Having recently returned to work after two weeks of battle with an "X-Files" strain of virus, I have had time to reflect on my world. My world, according to TV, that is.
And a shrunken world it is when you are sick in bed and a container of Chef Boy-ar-dee in the microwave seems ambitious.
Maybe it was a Robitussin-induced haze that left me viewing the "Beverly Hillbillies" as something to plan my day around.
Feeling able to do something besides sleep by the sixth day, I push into a reclined position for the first of my many shows. Already I'm thinking that one of those holsters seen on the side of a Barcalounger is what I need for my remotes.
10 a.m.: "I Love Lucy" doubleheader. Unbeknownst to Ricky, Lucy joins a ballet company performing at his club, at one point riding piggyback on another dancer. Cough syrup clouds memories of the second half-hour.
Noon: Aunt Bee, sporting an oversized flowery bonnet, has arrived to help care for little freckle-faced Opie, who hates her. This is the first episode of "The Andy Griffith Show." Aiming to win the motherless Opie's favor, she tries to fish and fails, tries to catch tadpoles and fails, and commits a string of other embarrassments. So Aunt Bee decides she should go home and let Andy the Sheriff of Mayberry find someone else to look after the young Ron Howard. Just before she hoists up into Andy's old pickup truck, Opie runs out to stop her. Aint Bee! Aint Bee! We can't let you leave. We need to take care of you 'cuz you cain't fish, you cain't catch tadpoles, you cain't do anything. They tearfully embrace. Fade out.
I dab my eyes and watch the first of a daylong stream of commercials for dental referral agencies--I had no clue finding a dentist was so difficult as to require professional help. This is followed by ads for "the motorcycle experts" and the caring "slip and fall" lawyers.
Based on these commercials it would appear the target audience is the homeless Hells Angel who has wiped out a Harley or skidded on a banana peel and now needs massive emergency dental plates and a no-interest payment plan.

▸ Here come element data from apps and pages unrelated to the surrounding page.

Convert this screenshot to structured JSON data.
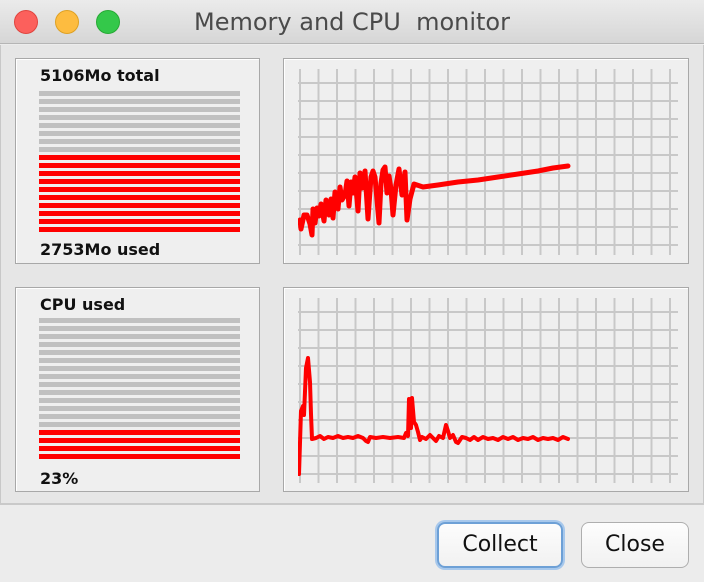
{
  "window": {
    "title": "Memory and CPU  monitor"
  },
  "memory": {
    "total_label": "5106Mo total",
    "used_label": "2753Mo used",
    "total_mo": 5106,
    "used_mo": 2753,
    "bar_count": 18,
    "lit_bars": 10
  },
  "cpu": {
    "title_label": "CPU used",
    "percent_label": "23%",
    "percent": 23,
    "bar_count": 18,
    "lit_bars": 4
  },
  "colors": {
    "accent": "#ff0000",
    "bar_off": "#c0c0c0",
    "grid": "#c8c8c8"
  },
  "buttons": {
    "collect": "Collect",
    "close": "Close"
  }
}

Should any such consumers recover, they will have major career possibilities if they just call the 800 number and enroll in either medical assistant or dental hygienist school.

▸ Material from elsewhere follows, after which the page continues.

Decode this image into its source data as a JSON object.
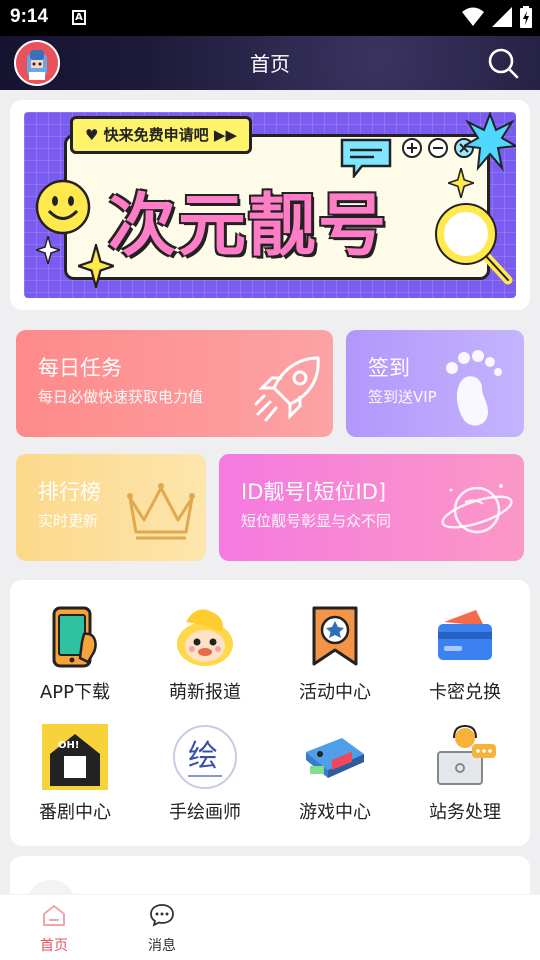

1 p.m.: Back-to-back "Beverly Hillbillies" episodes. This is the vintage stuff. (It occurs to me that my social life is saved by not having cable, and specifically Nick at Nite).
In the first episode of a multi-part story, Shorty the hotelier from the Clampetts' mountain town comes to the Beverly Hills mansion. Because the station interrupts the show with a news story--a dull car chase--I don't know how Shorty became engaged to a dowdy widow in a plaid shirtdress, who is also staying at the Clampett home. But this guy Shorty definitely does not seek marriage. What a flashback to my childhood viewing this show is. Jethro the dumb nephew, Elly May the dumb but bodacious daughter, Granny the smart but cranky mother-in-law whose boots and skirts are now high fashion. And of course, the ce-ment pond.
Would Shorty get hitched, I wondered? And hadn't I seen this episode twice before?
The cold-remedy commercials seem even more annoying than they do when one is well. Who wants to listen--especially when your own nose is stuffed up--to someone with a stuffed-up nose screech about how they were up all night? And, hey, I'm sure my nose is way more stuffy than these actors'. I vow to check the cough syrup box for side effects, like edginess.
Phew, just about time for "The Lucy Show."
Based on her age during the "I Love Lucy" years, Lucy Carmichael, now widowed and single, is probably nearing 60 years old. But strangely enough, she has a son in grade school and resembles my 1961 Barbie doll.
Lucy and Ethel, her sidekick neighbor from the "I Love Lucy" era who has managed to lose Fred somewhere, are two single dames with homes of chartreuse and purple who are constantly being set up with dashing, eligible bachelors who want to take them to nightclubs. In this series, Ethel goes by Vivian. She and her current beau fix up Lucy with a dashing, eligible bachelor who is so smitten he wants to take Lucy hunting. She fakes him out and pretends she loves gunning down wildlife. But after bungling all attempts to shoot down a duck, it becomes clear that her real skill is not duck killing but duck calls. Some people are just naturally gifted. I miss the ending due to an unfortunately timed nap.
I fade back in to a psychic-hotline commercial, although it could be astrology forecasts. I appear to be zooming on cold medicine.
2 p.m.: At last, the premiere of the new one-hour drama "Sunset Beach." Day One with a soap opera named after a beach town five minutes away from my very bed! Waves crash as the show opens with a shot of what suspiciously resembles the Seal Beach Pier. But, OK, this is fiction, right?